= Working data =
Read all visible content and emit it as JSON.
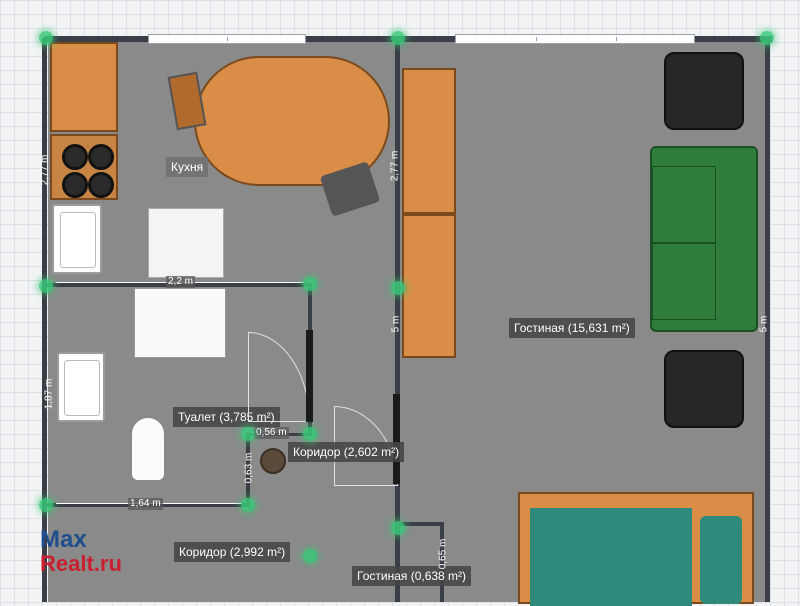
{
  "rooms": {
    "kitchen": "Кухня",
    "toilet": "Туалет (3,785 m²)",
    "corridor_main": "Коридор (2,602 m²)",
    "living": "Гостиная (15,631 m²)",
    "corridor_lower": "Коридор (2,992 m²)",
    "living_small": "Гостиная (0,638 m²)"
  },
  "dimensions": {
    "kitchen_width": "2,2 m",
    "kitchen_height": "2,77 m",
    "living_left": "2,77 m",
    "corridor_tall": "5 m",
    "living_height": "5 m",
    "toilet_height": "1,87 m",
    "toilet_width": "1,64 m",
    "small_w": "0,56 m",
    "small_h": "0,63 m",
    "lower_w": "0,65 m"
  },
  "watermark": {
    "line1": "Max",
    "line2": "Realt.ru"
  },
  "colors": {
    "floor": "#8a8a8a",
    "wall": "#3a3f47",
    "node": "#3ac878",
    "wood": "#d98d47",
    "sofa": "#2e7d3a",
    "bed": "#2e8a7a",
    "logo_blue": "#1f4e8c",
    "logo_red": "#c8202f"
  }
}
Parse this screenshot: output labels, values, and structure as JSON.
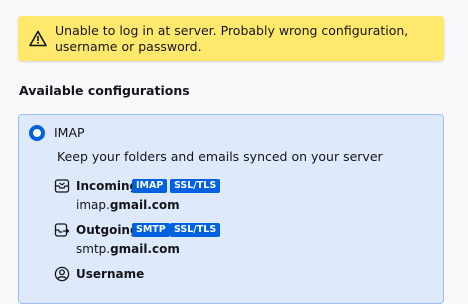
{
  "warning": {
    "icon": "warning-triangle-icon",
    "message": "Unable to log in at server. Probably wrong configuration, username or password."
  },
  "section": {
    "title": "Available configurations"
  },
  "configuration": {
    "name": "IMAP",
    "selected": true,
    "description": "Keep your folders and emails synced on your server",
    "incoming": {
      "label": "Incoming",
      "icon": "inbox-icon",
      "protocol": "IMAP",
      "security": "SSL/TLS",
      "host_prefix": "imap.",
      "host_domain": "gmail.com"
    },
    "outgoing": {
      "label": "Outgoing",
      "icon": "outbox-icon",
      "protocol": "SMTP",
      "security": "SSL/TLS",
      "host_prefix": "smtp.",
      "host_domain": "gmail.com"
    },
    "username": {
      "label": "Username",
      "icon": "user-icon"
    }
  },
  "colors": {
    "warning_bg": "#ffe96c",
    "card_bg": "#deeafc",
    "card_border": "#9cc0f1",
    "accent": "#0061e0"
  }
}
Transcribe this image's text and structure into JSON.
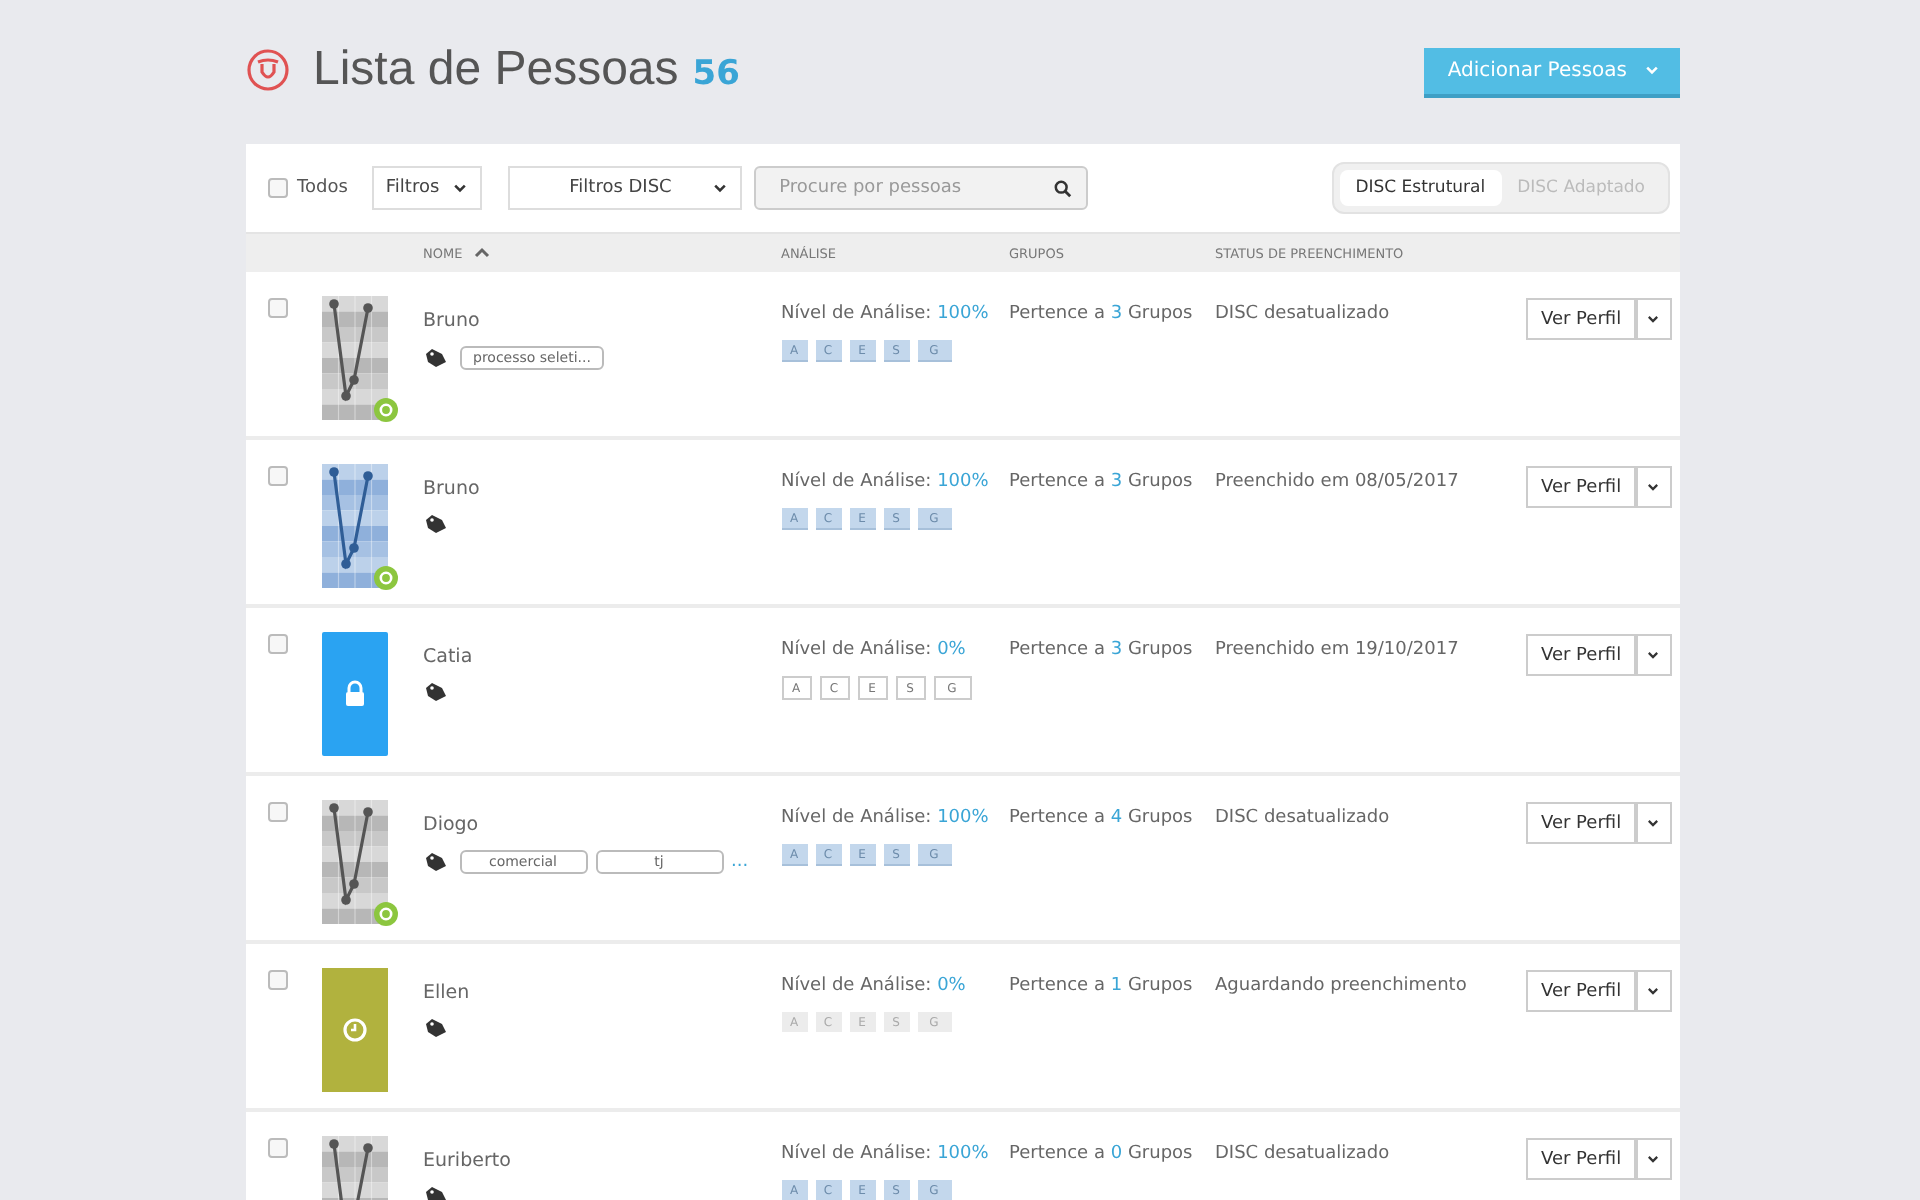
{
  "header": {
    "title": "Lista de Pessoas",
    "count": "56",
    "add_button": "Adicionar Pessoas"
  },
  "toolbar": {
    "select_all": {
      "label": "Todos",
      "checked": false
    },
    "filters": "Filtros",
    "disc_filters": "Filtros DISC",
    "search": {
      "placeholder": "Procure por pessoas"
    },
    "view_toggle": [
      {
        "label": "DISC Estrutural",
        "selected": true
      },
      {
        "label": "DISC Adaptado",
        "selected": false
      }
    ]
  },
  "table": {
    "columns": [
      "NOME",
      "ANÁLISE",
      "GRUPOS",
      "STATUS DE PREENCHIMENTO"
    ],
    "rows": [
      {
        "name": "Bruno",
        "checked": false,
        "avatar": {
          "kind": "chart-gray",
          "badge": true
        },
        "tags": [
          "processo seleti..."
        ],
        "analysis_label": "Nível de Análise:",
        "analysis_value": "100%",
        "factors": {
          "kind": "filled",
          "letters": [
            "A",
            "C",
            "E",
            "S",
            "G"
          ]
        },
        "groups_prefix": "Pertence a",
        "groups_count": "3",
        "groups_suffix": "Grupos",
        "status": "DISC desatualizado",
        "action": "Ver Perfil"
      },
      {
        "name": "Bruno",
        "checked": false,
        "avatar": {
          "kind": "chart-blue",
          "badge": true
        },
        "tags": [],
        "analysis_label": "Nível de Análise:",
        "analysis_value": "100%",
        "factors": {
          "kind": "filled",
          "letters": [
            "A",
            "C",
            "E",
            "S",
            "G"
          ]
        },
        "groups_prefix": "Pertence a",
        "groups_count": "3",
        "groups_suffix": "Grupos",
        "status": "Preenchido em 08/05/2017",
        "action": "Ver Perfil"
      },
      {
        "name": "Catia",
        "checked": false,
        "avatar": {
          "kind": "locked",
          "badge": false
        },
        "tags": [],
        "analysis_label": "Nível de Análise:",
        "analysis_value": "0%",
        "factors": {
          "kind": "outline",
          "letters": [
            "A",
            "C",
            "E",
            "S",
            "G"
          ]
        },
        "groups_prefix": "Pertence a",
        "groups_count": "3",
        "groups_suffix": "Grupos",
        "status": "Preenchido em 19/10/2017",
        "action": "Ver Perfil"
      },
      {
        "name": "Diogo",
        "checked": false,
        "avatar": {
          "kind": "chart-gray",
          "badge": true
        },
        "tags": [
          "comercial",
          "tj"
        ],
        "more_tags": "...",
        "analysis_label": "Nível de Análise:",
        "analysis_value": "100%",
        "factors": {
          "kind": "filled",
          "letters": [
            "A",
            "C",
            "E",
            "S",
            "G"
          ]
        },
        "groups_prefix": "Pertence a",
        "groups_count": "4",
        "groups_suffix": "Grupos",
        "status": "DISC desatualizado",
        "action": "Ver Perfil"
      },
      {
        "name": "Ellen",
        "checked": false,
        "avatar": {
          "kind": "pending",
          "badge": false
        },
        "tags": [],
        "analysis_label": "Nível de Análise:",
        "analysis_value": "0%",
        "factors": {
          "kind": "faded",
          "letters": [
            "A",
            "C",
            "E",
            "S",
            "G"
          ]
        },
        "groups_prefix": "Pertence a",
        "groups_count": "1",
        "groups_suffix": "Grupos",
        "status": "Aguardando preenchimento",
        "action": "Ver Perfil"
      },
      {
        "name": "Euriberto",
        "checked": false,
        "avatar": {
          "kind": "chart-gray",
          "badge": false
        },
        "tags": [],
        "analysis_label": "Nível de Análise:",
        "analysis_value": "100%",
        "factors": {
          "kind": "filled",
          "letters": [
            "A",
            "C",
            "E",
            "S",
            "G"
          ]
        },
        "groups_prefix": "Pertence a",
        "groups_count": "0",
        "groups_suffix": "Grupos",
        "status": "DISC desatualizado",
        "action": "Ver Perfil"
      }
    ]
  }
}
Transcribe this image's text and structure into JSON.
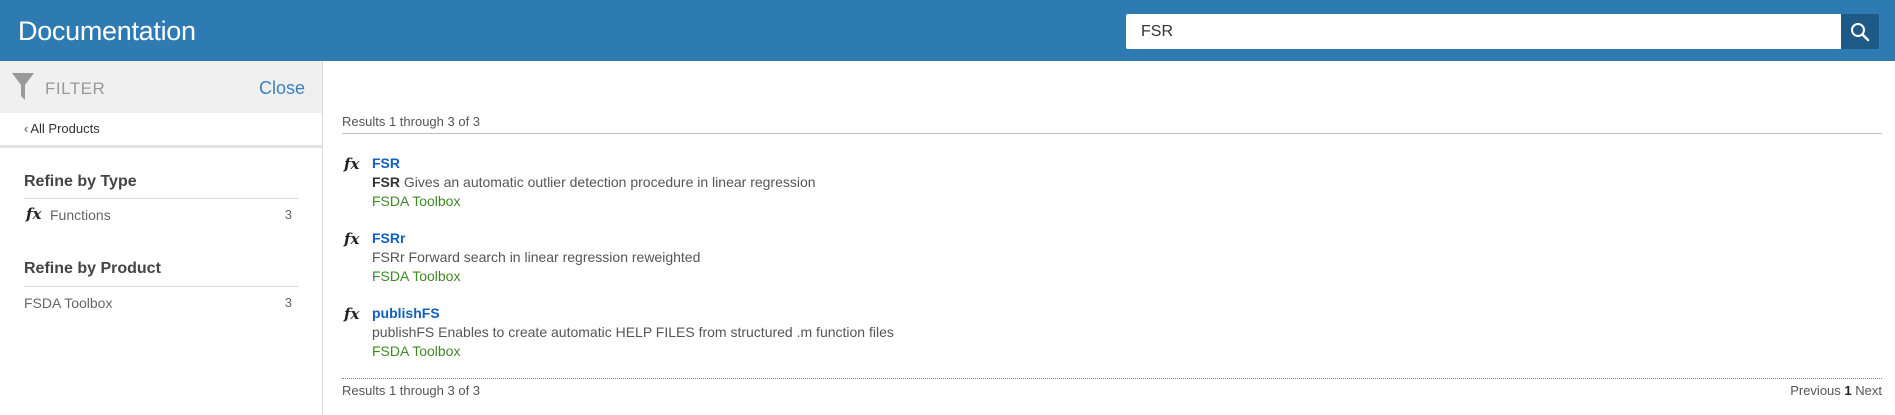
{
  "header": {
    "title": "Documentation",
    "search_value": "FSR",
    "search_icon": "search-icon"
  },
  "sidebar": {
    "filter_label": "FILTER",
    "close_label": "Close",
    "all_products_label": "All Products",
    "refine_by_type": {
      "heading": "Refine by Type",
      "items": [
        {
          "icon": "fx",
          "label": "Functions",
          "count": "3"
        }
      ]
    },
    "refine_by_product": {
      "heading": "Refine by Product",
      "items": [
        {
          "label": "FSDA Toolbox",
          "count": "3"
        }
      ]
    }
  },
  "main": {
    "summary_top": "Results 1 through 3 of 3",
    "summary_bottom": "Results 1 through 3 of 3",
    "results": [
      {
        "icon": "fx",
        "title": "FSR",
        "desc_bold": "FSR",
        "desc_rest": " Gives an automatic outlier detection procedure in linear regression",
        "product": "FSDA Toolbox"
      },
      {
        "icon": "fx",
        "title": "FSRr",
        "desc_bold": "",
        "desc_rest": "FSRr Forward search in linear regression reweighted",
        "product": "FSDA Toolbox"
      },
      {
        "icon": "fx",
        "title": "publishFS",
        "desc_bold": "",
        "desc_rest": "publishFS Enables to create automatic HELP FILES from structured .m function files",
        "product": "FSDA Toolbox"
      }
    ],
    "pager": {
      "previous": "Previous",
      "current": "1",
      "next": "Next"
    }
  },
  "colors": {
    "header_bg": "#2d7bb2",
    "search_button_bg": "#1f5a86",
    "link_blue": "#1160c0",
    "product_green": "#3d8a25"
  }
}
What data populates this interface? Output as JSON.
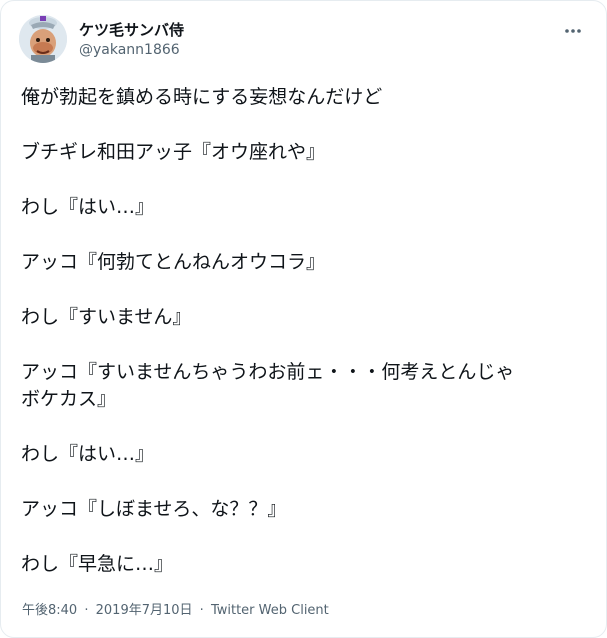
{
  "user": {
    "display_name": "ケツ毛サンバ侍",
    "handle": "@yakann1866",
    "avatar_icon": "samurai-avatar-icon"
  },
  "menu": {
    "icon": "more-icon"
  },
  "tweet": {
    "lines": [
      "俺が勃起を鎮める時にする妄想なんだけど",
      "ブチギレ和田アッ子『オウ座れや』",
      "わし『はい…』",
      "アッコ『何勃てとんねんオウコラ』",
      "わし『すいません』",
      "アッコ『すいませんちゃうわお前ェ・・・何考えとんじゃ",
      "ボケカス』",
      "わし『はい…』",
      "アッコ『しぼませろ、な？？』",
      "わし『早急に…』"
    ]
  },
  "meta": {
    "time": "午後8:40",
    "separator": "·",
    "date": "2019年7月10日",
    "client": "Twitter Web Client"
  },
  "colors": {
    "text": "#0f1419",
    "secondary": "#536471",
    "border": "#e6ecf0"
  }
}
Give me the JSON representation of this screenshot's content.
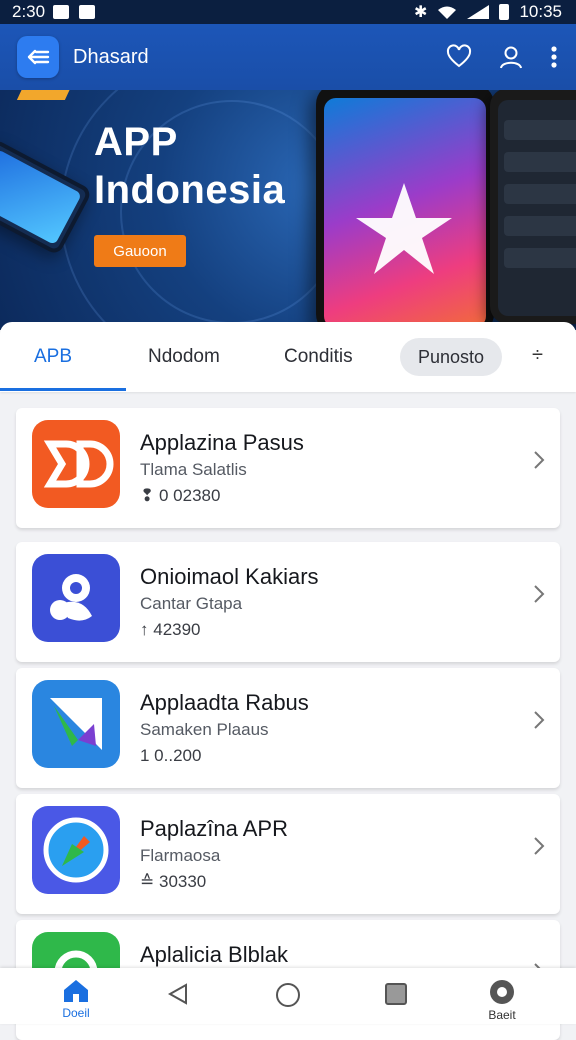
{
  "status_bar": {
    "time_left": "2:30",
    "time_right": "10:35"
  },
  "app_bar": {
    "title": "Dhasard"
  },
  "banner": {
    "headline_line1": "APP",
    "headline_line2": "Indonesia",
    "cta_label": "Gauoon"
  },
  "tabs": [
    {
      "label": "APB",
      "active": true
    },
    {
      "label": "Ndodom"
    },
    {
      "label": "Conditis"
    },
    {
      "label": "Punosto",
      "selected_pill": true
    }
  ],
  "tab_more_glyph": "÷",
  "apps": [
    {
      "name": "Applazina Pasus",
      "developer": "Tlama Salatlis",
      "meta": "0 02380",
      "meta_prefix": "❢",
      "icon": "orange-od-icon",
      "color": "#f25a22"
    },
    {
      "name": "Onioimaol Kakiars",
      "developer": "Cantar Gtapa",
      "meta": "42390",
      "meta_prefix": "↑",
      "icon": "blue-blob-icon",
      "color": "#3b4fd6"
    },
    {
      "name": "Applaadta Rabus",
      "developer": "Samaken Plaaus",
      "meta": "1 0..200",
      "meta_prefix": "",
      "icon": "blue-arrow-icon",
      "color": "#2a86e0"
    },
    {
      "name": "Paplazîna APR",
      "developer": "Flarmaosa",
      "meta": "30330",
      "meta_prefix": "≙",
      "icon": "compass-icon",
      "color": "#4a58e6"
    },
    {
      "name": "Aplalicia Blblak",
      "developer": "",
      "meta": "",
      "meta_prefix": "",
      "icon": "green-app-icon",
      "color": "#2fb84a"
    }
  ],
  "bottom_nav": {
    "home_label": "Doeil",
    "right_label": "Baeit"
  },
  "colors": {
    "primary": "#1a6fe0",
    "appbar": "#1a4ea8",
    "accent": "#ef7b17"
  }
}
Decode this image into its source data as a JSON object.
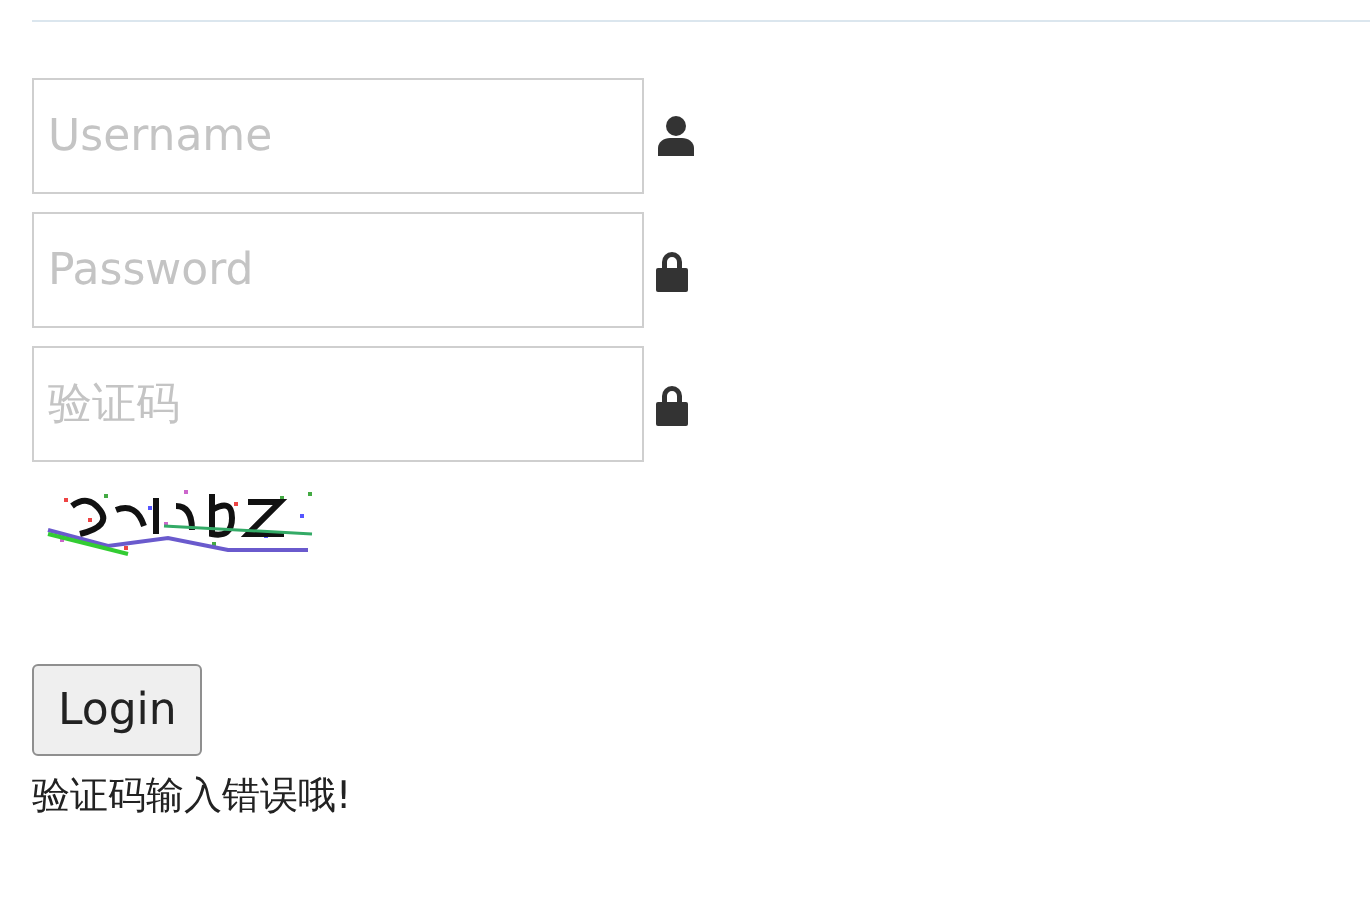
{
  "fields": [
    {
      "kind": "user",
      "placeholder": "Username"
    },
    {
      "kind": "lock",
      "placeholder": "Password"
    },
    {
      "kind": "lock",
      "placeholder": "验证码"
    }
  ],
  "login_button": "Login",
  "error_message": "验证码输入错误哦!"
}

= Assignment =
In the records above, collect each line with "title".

= Solution for this task =
    "title": "Available configurations"
    "title": "Lista de Pessoas",
    "title": "Documentation",
        "title": "FSR",
        "title": "FSRr",
        "title": "publishFS",
    "title": "Dhasard"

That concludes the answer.